Jimenez has been training the birds to free fly rather than to speak. However, he’s had some pets that were entertaining. He had an African gray who would call on his sister’s dog and bring food to the cage. Whenever his mother was around, Little Joe the African gray would mimic Jimenez’s voice. If the phone rang, the parrot would say “Hello” and start mumbling.
Before the pandemic, Jimenez and his bird-loving friends would go on free-flight trips to Antipolo to let go of the birds in the mountains.
“We released the birds and whistled. Your heart sinks when the bird flies very far, and wonder if it will come back. When it returns, you feel good. Some small birds fly with big birds but when they can’t keep up, they go down and get lost.”
When a bird dies—and there have been a few—the farmhands perform necroscopies. The remains are burned and the ashes are used as fertilizer.
“Friends see that I am attached to them as friends, not as showpieces for display. When they ask how they can start owning a bird, I tell them to find a species that they like. I’m into breeding because I want to share,” says Jimenez.
He cites other people have kept birds because of their longevity—25 to 100 years—that they could be included in the owner’s will.
More than three decades since Jimenez first sighted the red-vented cockatoo, he is president of Katala Foundation Inc., which aims to protect the Philippine cockatoo from extinction.

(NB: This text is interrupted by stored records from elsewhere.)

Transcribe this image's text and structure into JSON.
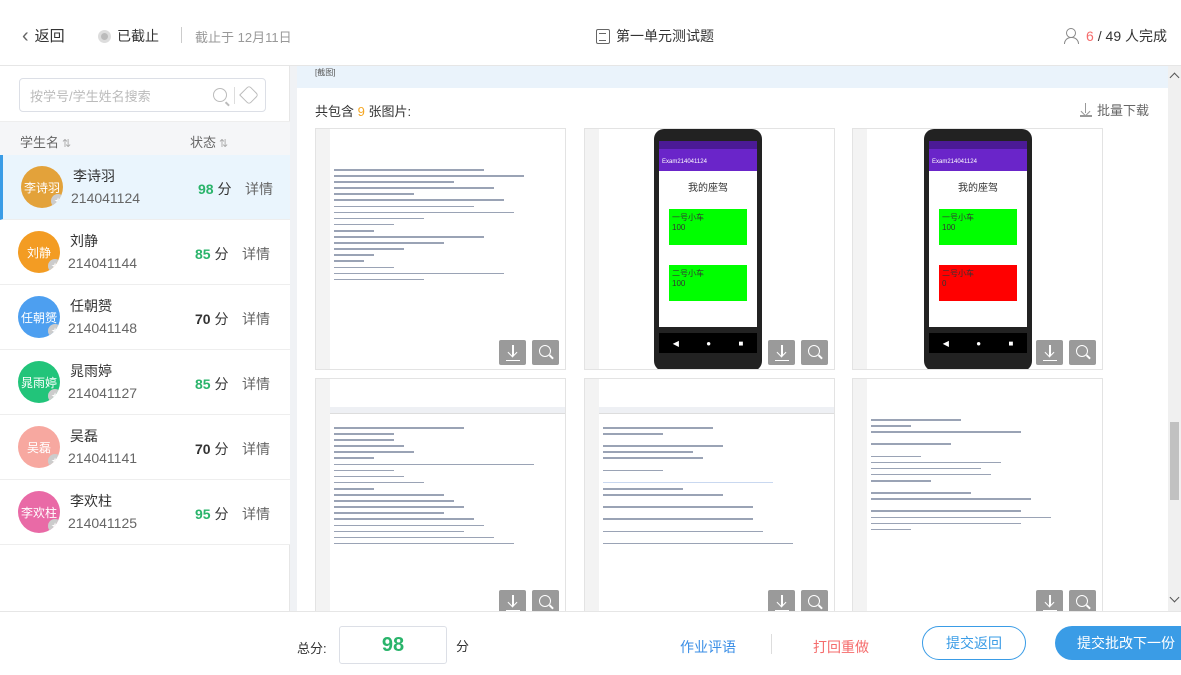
{
  "header": {
    "back_label": "返回",
    "status_label": "已截止",
    "deadline_label": "截止于 12月11日",
    "assignment_title": "第一单元测试题",
    "completed_count": "6",
    "total_text": "/ 49 人完成"
  },
  "sidebar": {
    "search_placeholder": "按学号/学生姓名搜索",
    "col_name": "学生名",
    "col_status": "状态",
    "sort_glyph": "⇅",
    "students": [
      {
        "avatar_text": "李诗羽",
        "name": "李诗羽",
        "id": "214041124",
        "score": "98",
        "score_unit": "分",
        "detail": "详情",
        "color": "#e3a23a"
      },
      {
        "avatar_text": "刘静",
        "name": "刘静",
        "id": "214041144",
        "score": "85",
        "score_unit": "分",
        "detail": "详情",
        "color": "#f39c23"
      },
      {
        "avatar_text": "任朝赟",
        "name": "任朝赟",
        "id": "214041148",
        "score": "70",
        "score_unit": "分",
        "detail": "详情",
        "color": "#4d9ff0"
      },
      {
        "avatar_text": "晁雨婷",
        "name": "晁雨婷",
        "id": "214041127",
        "score": "85",
        "score_unit": "分",
        "detail": "详情",
        "color": "#22c47a"
      },
      {
        "avatar_text": "吴磊",
        "name": "吴磊",
        "id": "214041141",
        "score": "70",
        "score_unit": "分",
        "detail": "详情",
        "color": "#f7a8a0"
      },
      {
        "avatar_text": "李欢柱",
        "name": "李欢柱",
        "id": "214041125",
        "score": "95",
        "score_unit": "分",
        "detail": "详情",
        "color": "#e96aa6"
      }
    ]
  },
  "main": {
    "strip_text": "[截图]",
    "image_count_prefix": "共包含",
    "image_count": "9",
    "image_count_suffix": "张图片:",
    "bulk_download": "批量下载",
    "phone_app_bar": "Exam214041124",
    "phone_title": "我的座驾",
    "phone2_box1": "一号小车\n100",
    "phone2_box2": "二号小车\n100",
    "phone3_box1": "一号小车\n100",
    "phone3_box2": "二号小车\n0"
  },
  "footer": {
    "total_label": "总分:",
    "total_score": "98",
    "unit": "分",
    "evaluate": "作业评语",
    "reject": "打回重做",
    "submit_back": "提交返回",
    "submit_next": "提交批改下一份"
  },
  "colors": {
    "accent": "#3a9ce6",
    "score_green": "#2ab46b",
    "danger": "#f56c6c",
    "phone_green": "#00ff00",
    "phone_red": "#ff0000"
  },
  "icons": [
    "chevron-left-icon",
    "stop-circle-icon",
    "document-icon",
    "people-icon",
    "search-icon",
    "tag-icon",
    "sort-icon",
    "star-icon",
    "download-icon",
    "zoom-icon"
  ]
}
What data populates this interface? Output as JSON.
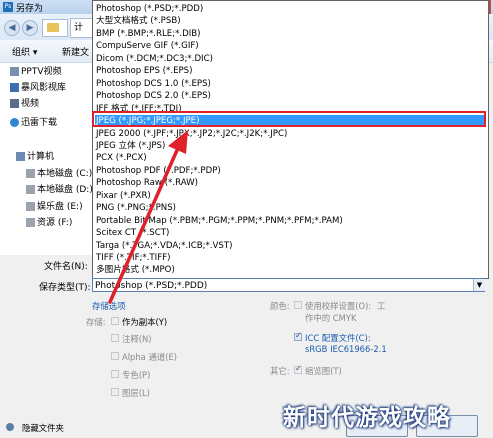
{
  "window": {
    "title": "另存为",
    "app_icon": "Ps"
  },
  "nav": {
    "back_icon": "back-arrow-icon",
    "forward_icon": "forward-arrow-icon",
    "address_tail": "计"
  },
  "toolbar": {
    "organize": "组织 ▾",
    "new_folder": "新建文"
  },
  "sidebar": {
    "items": [
      {
        "label": "PPTV视频",
        "icon": "video-folder-icon"
      },
      {
        "label": "暴风影视库",
        "icon": "library-icon"
      },
      {
        "label": "视频",
        "icon": "video-icon"
      },
      {
        "label": "迅雷下载",
        "icon": "download-icon"
      },
      {
        "label": "计算机",
        "icon": "computer-icon"
      },
      {
        "label": "本地磁盘 (C:)",
        "icon": "drive-icon"
      },
      {
        "label": "本地磁盘 (D:)",
        "icon": "drive-icon"
      },
      {
        "label": "娱乐盘 (E:)",
        "icon": "drive-icon"
      },
      {
        "label": "资源 (F:)",
        "icon": "drive-icon"
      }
    ]
  },
  "format_list": [
    "Photoshop (*.PSD;*.PDD)",
    "大型文档格式 (*.PSB)",
    "BMP (*.BMP;*.RLE;*.DIB)",
    "CompuServe GIF (*.GIF)",
    "Dicom (*.DCM;*.DC3;*.DIC)",
    "Photoshop EPS (*.EPS)",
    "Photoshop DCS 1.0 (*.EPS)",
    "Photoshop DCS 2.0 (*.EPS)",
    "IFF 格式 (*.IFF;*.TDI)",
    "JPEG (*.JPG;*.JPEG;*.JPE)",
    "JPEG 2000 (*.JPF;*.JPX;*.JP2;*.J2C;*.J2K;*.JPC)",
    "JPEG 立体 (*.JPS)",
    "PCX (*.PCX)",
    "Photoshop PDF (*.PDF;*.PDP)",
    "Photoshop Raw (*.RAW)",
    "Pixar (*.PXR)",
    "PNG (*.PNG;*.PNS)",
    "Portable Bit Map (*.PBM;*.PGM;*.PPM;*.PNM;*.PFM;*.PAM)",
    "Scitex CT (*.SCT)",
    "Targa (*.TGA;*.VDA;*.ICB;*.VST)",
    "TIFF (*.TIF;*.TIFF)",
    "多图片格式 (*.MPO)"
  ],
  "selected_index": 9,
  "file_name_label": "文件名(N):",
  "file_type_label": "保存类型(T):",
  "file_type_value": "Photoshop (*.PSD;*.PDD)",
  "save_options": {
    "heading": "存储选项",
    "storage_label": "存储:",
    "as_copy": "作为副本(Y)",
    "annotations": "注释(N)",
    "alpha": "Alpha 通道(E)",
    "spot": "专色(P)",
    "layers": "图层(L)"
  },
  "color": {
    "label": "颜色:",
    "proof": "使用校样设置(O):",
    "proof_tail": "工",
    "cmyk": "作中的 CMYK",
    "icc": "ICC 配置文件(C):",
    "icc_value": "sRGB IEC61966-2.1"
  },
  "other": {
    "label": "其它:",
    "thumbnail": "缩览图(T)"
  },
  "hide_folders": "隐藏文件夹",
  "watermark": "新时代游戏攻略",
  "colors": {
    "selection": "#3399ff",
    "highlight_box": "#e0202a",
    "arrow": "#e0202a",
    "link": "#1a5cb0"
  }
}
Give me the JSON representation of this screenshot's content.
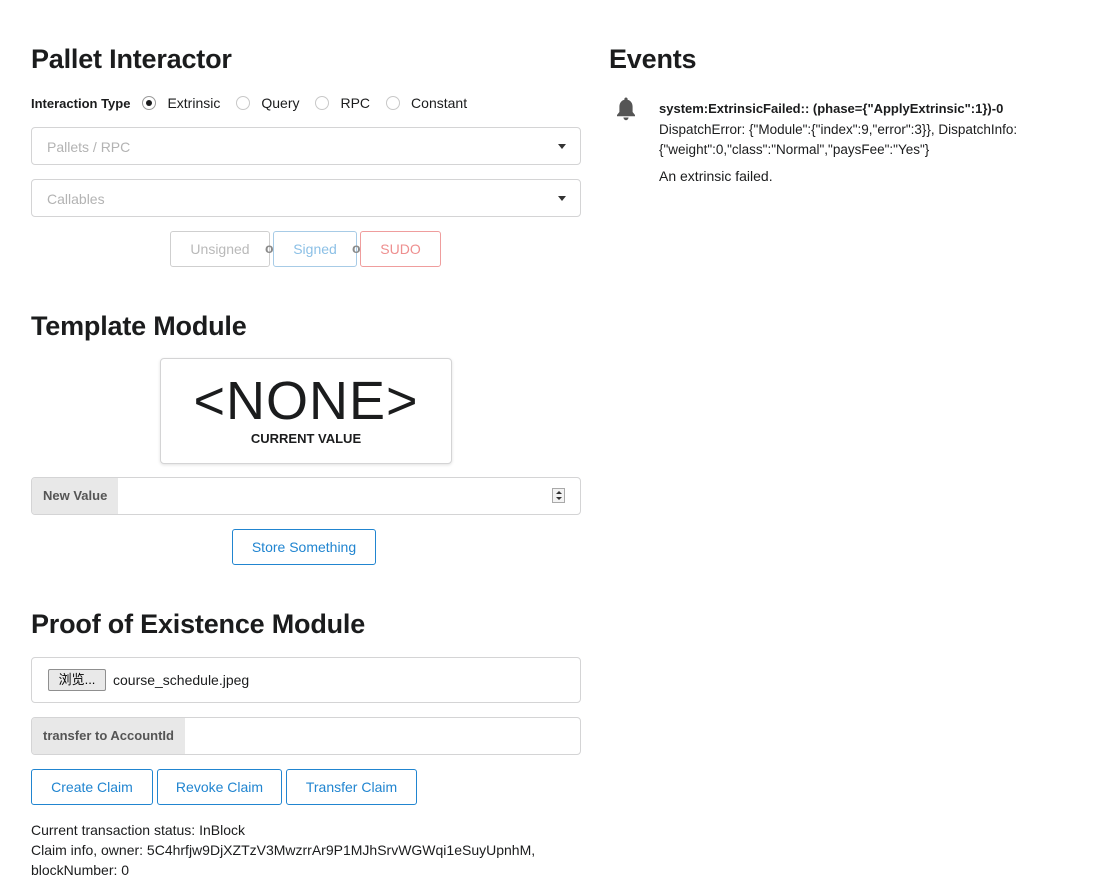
{
  "pallet_interactor": {
    "title": "Pallet Interactor",
    "interaction_type_label": "Interaction Type",
    "options": [
      "Extrinsic",
      "Query",
      "RPC",
      "Constant"
    ],
    "selected": "Extrinsic",
    "pallets_placeholder": "Pallets / RPC",
    "callables_placeholder": "Callables",
    "unsigned_label": "Unsigned",
    "or_label": "or",
    "signed_label": "Signed",
    "sudo_label": "SUDO"
  },
  "template_module": {
    "title": "Template Module",
    "current_value": "<NONE>",
    "current_value_caption": "CURRENT VALUE",
    "new_value_label": "New Value",
    "new_value": "",
    "store_button": "Store Something"
  },
  "poe_module": {
    "title": "Proof of Existence Module",
    "browse_button": "浏览...",
    "file_name": "course_schedule.jpeg",
    "transfer_label": "transfer to AccountId",
    "transfer_value": "",
    "create_claim": "Create Claim",
    "revoke_claim": "Revoke Claim",
    "transfer_claim": "Transfer Claim",
    "status_line": "Current transaction status: InBlock",
    "claim_info_line1": "Claim info, owner: 5C4hrfjw9DjXZTzV3MwzrrAr9P1MJhSrvWGWqi1eSuyUpnhM,",
    "claim_info_line2": "blockNumber: 0"
  },
  "events": {
    "title": "Events",
    "items": [
      {
        "icon": "bell-icon",
        "title": "system:ExtrinsicFailed:: (phase={\"ApplyExtrinsic\":1})-0",
        "description": "DispatchError: {\"Module\":{\"index\":9,\"error\":3}}, DispatchInfo: {\"weight\":0,\"class\":\"Normal\",\"paysFee\":\"Yes\"}",
        "message": "An extrinsic failed."
      }
    ]
  },
  "colors": {
    "primary_blue": "#2185d0",
    "sudo_red": "#ee8f8f",
    "label_grey_bg": "#e8e8e8"
  }
}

It has carried out the Philippine Parrot Conservation Program, which identifies conservation sites, habitat restoration and rescue of birds as well as the protection of other endangered species, such as the pangolin and Palawan deer, the breeding of freshwater turtle and forest restoration. —CONTRIBUTED